“I said, ‘If you pass on this, it’s not going to be him [in the lineup]. I’m taking him out. I’m not doing this to be nice,’” Plona said, and eventually Woldetensae acquiesced.
Around kids, though, the guard embraces the spotlight. The Warriors hosted an instructional camp on Dec. 31, 2018, an early morning after a grinding stretch of travel. Junior college teams don’t fly charter. But Woldetensae awoke from the late night ready to go, meeting the adoring eyes looking up at him with equal excitement, bouncing from station to station, tapping kids on one shoulder and hiding behind the other.
And his popularity in Ottumwa extended to all generations.
“He’s able to talk to my sixth grade volleyball team or an 80-year-old fan,” Myers said. “A lot of people get the impression that they know Tomas.”

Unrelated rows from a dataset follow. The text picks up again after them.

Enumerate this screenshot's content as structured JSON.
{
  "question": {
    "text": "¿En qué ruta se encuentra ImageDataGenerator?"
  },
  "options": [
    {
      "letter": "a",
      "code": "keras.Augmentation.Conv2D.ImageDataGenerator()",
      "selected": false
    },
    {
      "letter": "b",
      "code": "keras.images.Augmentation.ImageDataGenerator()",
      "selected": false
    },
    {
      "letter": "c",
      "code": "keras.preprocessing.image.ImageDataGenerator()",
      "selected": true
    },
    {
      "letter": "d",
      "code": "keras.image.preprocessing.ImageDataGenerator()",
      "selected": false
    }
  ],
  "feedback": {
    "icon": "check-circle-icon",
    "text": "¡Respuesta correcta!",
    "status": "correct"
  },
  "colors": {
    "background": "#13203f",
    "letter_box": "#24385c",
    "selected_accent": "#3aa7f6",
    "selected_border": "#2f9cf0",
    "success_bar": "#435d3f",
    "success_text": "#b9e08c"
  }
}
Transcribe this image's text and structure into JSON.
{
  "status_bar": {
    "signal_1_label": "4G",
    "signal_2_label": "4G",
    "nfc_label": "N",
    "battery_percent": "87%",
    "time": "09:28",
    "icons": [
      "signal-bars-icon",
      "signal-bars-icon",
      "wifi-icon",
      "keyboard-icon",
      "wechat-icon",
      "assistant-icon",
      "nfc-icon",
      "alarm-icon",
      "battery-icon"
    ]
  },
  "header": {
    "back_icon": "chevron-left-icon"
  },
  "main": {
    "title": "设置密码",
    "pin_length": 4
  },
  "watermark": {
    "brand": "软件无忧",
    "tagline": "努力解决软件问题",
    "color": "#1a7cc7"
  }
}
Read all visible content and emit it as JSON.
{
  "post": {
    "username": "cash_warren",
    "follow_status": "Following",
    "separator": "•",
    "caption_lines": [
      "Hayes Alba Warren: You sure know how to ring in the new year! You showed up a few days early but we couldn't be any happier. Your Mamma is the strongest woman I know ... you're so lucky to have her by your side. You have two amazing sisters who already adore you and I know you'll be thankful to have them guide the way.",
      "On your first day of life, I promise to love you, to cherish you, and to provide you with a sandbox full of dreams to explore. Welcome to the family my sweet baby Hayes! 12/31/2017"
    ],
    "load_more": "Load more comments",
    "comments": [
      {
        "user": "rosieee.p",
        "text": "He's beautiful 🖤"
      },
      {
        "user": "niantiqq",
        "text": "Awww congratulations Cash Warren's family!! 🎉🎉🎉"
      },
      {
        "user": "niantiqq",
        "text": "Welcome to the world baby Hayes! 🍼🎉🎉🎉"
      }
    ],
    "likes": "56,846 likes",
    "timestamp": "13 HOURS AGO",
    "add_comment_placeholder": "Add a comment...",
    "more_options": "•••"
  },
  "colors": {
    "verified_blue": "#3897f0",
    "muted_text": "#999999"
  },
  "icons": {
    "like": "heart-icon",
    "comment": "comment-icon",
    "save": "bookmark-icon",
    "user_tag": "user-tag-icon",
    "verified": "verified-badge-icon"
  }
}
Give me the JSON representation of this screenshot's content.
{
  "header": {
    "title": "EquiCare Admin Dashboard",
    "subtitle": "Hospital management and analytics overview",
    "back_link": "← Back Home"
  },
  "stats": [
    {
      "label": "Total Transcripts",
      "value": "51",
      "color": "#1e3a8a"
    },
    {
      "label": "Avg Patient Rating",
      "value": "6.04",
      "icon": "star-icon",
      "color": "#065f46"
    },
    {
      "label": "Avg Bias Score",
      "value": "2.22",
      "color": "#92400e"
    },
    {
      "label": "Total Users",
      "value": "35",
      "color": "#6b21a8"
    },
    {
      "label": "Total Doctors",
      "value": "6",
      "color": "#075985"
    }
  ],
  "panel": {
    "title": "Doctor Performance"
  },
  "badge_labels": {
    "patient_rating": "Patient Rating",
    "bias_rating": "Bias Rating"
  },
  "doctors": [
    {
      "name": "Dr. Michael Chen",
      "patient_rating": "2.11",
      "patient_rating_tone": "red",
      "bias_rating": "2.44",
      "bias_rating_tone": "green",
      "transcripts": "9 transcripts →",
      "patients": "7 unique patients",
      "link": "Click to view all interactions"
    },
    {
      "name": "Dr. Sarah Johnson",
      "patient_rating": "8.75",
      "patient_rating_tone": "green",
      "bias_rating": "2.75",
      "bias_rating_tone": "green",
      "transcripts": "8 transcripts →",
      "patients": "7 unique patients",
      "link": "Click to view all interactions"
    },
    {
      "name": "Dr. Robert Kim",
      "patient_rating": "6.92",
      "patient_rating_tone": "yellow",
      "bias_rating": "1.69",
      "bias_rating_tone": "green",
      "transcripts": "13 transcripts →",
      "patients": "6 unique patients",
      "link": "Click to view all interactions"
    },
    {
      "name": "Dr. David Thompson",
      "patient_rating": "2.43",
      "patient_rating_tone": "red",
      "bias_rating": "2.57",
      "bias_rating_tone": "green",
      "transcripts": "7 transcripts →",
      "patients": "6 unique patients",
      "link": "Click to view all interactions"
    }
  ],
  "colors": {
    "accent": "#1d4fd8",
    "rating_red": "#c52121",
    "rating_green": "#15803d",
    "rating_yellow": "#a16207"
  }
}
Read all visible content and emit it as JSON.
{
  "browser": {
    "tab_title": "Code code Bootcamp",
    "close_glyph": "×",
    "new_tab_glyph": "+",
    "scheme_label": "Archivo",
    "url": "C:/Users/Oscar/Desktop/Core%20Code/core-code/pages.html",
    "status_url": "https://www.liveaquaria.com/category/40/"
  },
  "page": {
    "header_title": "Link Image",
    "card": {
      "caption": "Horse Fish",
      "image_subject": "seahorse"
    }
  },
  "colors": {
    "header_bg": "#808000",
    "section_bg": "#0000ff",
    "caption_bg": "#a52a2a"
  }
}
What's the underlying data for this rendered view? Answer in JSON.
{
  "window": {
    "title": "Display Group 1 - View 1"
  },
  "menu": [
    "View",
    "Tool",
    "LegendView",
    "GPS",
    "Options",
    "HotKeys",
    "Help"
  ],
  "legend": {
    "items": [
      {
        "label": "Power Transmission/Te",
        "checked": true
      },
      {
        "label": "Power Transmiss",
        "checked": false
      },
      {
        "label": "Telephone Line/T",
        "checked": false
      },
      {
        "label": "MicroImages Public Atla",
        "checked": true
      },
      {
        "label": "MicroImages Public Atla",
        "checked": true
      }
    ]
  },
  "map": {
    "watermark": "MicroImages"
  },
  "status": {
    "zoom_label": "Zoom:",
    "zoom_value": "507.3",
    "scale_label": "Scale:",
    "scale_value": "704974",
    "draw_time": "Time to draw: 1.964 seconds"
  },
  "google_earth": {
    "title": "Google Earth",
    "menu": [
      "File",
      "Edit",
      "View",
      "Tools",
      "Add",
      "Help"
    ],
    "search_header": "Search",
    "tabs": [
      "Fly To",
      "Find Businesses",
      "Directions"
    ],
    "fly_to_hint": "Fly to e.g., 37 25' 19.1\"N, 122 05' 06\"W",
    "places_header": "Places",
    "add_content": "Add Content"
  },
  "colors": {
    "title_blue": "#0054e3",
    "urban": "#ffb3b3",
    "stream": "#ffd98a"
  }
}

He’s taking that spirit to Charlottesville, a town not much unlike Ottumwa. There are more people, sure, and Virginia’s basketball program is on a different level than that of Indian Hills. But Central Virginia loves its athletes, and with the departures of guards Kyle Guy, De’Andre Hunter and Ty Jerome for the 2019 NBA Draft, Wahoo fans are looking for new heroes.
Plona, Durflinger and Crouse-Spurgeon and her two daughters are confident Woldetensae can fill that void, though they can’t help but lament the hole his departure has left in their community.
“I’ve got to show up on campus and Tomas ain’t going to walk into my office?” Plona said. “That stinks.”
Amy Crouse-Spurgeon will miss Woldetensae’s authentic Italian cooking, including the pizza with potatoes on top. She’ll miss his singing and his dancing and his affinity for Lion King. She’ll miss his laughter. She’s already planning on a trip for the gang to visit Woldetensae in Charlottesville.
The night before Woldetensae left Indian Hills, Crouse-Spurgeon brought Camdyn and two of her teammates to wish him goodbye. He was cleaning out his apartment, and he gifted Camdyn a pair of Nike basketball shorts and a blue vase he made in a ceramics class. Both items found homes in Camdyn’s bedroom, which features Indian Hills tickets baring Woldetensae’s face hanging on the wall.
They left him behind after one last hug, and the tears rolled as they walked to the car. As she drove into the Ottumwa night, Crouse-Spurgeon offered the girls a lesson.
“There are tears because you took the time to care about somebody,” she told them. “It’s better to care about a person that it is to not."